For sheer bang for the buck, Grand Rapids, Mich., is a budget-pleasing alternative to more-cosmopolitan locales, but offers many of the same sophisticated cultural amenities, and all within a compact convention district.

“Meeting groups will be a big fish in a small sea,” says Janet Korn, vice president of marketing for Experience Grand Rapids. “A meeting in Grand Rapids is much less expensive than a bigger city, but you have this sense you’re in a bigger city.”

Grand Rapids, Mich.

Getting there: Grand Rapids is located at the intersection of two major interstates, 96 and 196. The city is approximately 2.5 hours (154 miles) from Detroit and three hours (175 miles) from Chicago.

Major airports: Gerald R. Ford International Airport offers direct service from Atlanta, Chicago, Cincinnati, Cleveland, Dallas, Denver, Detroit, Houston, Memphis, Milwaukee, Minneapolis, New York (LaGuardia and Newark), Toronto, Orlando and Washington, D.C.

Primary meetings and conventions attributes include some 1,300 hotel rooms in the downtown area, with 1,100 connected by an indoor walkway to the 250,000-square-foot DeVos Place convention center, so seasonality isn’t a deal-breaker.

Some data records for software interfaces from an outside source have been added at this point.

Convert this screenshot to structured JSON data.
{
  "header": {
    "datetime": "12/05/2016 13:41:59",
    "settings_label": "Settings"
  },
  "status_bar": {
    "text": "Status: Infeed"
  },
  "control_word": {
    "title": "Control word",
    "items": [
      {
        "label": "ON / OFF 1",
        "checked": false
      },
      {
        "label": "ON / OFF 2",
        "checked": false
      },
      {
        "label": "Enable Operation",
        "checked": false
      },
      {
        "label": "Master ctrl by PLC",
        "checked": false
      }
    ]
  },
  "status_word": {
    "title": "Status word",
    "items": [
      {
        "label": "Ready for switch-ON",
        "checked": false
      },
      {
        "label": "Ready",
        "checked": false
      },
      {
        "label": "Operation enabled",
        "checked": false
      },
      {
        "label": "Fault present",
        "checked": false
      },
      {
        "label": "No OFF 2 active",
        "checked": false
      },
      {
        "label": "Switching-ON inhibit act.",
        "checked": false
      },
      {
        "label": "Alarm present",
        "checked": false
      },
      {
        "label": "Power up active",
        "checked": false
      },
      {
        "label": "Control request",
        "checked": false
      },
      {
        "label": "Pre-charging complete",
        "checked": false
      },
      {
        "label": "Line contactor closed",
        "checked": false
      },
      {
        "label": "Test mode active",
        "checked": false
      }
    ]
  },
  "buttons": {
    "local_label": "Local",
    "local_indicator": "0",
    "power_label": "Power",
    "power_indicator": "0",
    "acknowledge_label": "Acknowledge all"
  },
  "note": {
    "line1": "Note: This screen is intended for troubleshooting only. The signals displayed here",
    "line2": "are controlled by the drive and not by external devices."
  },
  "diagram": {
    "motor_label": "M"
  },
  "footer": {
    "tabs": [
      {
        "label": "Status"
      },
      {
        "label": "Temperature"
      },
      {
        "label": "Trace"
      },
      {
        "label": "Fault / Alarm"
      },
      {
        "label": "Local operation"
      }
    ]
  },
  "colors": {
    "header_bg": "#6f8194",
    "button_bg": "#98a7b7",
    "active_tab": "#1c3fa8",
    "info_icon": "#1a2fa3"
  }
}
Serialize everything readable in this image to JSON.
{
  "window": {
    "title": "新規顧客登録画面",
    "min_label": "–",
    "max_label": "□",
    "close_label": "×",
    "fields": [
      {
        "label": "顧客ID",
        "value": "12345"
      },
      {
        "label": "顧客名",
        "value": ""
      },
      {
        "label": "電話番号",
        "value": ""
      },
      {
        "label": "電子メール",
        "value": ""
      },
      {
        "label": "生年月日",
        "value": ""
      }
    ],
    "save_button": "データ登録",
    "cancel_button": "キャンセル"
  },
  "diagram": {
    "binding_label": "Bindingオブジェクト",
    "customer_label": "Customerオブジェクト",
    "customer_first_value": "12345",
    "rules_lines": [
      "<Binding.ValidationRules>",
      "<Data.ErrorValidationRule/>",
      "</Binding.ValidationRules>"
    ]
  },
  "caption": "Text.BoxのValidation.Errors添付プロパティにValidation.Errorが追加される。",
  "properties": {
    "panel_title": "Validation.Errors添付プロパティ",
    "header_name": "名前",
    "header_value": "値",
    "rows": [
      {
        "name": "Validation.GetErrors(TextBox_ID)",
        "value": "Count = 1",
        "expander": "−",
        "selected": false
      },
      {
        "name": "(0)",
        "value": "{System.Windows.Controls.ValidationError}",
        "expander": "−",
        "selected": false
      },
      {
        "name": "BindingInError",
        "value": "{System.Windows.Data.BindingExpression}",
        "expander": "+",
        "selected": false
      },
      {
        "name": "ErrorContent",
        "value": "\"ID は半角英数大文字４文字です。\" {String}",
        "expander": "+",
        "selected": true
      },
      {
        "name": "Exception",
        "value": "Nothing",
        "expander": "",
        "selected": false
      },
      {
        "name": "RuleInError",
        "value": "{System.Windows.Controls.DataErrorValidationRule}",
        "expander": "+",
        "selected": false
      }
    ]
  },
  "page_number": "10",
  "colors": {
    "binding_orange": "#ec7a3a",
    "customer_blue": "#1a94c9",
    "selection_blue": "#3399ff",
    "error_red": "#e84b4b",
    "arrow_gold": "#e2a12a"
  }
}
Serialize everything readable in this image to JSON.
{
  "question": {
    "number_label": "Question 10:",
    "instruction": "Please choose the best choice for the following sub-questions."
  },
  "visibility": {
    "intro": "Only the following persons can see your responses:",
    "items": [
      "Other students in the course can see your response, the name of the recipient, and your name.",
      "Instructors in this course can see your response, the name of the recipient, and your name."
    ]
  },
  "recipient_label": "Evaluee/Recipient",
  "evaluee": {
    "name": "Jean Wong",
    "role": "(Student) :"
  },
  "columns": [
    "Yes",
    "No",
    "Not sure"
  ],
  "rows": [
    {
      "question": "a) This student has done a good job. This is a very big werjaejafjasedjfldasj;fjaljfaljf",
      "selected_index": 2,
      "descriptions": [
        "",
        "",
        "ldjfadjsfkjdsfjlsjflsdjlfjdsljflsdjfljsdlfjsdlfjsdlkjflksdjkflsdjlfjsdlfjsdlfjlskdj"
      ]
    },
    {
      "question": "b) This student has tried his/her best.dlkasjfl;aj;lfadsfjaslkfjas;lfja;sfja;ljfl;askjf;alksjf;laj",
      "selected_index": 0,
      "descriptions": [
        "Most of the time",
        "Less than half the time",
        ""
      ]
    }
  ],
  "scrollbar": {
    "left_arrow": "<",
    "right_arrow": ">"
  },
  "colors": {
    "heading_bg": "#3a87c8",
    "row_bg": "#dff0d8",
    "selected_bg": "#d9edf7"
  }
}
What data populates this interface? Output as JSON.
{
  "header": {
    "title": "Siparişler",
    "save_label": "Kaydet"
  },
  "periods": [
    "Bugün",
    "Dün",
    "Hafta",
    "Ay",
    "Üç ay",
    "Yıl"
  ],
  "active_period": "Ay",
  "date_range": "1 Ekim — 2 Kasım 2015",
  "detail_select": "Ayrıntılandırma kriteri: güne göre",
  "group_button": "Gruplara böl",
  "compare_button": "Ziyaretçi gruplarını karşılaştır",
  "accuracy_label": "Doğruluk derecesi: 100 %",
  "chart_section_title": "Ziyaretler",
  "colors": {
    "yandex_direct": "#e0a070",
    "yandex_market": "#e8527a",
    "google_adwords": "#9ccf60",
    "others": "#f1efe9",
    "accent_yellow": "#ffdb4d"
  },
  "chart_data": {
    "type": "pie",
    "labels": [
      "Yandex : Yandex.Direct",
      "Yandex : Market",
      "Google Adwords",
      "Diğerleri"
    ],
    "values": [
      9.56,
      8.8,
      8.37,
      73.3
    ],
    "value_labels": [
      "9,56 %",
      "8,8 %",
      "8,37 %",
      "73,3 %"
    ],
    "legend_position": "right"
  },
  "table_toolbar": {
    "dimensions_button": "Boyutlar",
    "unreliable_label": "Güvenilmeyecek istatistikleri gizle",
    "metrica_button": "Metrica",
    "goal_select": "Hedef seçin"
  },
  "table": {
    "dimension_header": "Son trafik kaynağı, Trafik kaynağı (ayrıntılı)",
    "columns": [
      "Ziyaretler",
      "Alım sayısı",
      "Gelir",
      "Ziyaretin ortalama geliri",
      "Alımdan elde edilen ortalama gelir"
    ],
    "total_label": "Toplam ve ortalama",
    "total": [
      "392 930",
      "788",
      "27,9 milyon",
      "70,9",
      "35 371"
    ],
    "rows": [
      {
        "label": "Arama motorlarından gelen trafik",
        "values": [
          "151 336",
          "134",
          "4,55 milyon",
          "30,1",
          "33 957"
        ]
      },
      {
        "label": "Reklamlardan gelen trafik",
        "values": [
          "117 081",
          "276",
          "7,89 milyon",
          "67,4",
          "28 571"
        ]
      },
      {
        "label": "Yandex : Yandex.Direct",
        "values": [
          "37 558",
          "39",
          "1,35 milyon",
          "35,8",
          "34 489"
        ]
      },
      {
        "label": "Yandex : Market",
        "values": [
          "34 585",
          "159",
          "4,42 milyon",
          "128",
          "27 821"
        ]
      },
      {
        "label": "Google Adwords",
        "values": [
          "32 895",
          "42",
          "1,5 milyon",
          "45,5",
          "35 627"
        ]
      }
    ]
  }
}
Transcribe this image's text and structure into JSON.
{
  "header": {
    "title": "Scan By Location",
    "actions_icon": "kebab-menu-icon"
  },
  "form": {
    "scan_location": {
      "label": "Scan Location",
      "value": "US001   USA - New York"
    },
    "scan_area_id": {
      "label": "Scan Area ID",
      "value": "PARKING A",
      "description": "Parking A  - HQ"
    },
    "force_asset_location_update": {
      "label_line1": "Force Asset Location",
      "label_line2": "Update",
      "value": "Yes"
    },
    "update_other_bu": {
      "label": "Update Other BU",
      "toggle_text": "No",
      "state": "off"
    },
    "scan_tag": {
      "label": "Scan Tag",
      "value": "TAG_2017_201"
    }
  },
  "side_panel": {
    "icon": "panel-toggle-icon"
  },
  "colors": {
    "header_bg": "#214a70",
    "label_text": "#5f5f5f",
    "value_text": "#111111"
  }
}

There is also the 85,000-square-foot DeltaPlex Conference Center on the northwest side of town.

The city’s culinary scene is also worthy of note, including one of the top culinary schools in the nation—Secchia Institute for Culinary Education—and dining choices ranging from tapas to burgers and Italian food, and a craft beer scene that’s just now being tapped in a big way, with four or five new brewpubs currently in development.

“There’s a sense of connecting with the other attendees,” Korn says of the convivial atmosphere of the compact downtown, adding that the city’s two-mile Riverwalk is a popular space for attendees to get some fresh air between sessions. “I know when I travel I like to meet the people who live there, and when I’m at a meeting I really want to see my peers and bump into them and learn from them. We do a lot of association business, so this way [attendees] have this real sense of reunion when they’re back in Grand Rapids for a meeting.”

Another interesting aspect of the destination is its position as a center of design. Grand Rapids has a history of being a leader in furniture manufacturing, and currently is home to three of the preeminent office furniture manufacturers in the nation: Herman Miller, Steelcase and Haworth. In fact, if you crouch down and look under your office chair, chances are pretty good you’ll see it was made in Grand Rapids.

“There’s a real sense of art and sophistication that’s sort of unexpected in a small town. It permeates through the community,” Korn says.

Grand Rapids is also quite proud of native son President Gerald R. Ford, and boasts the Gerald R. Ford Presidential Library and Museum.

As home to the first JW Marriott in the Midwest, Grand Rapids also boasts stellar accommodations, but at a friendly price point.

“We’ve been in this interesting time of price to value, and I know we deliver value,” she says. “We have four-star hotels at three-star prices, easily, but the quality and the service is not three-star at all. We deliver on what we promise.”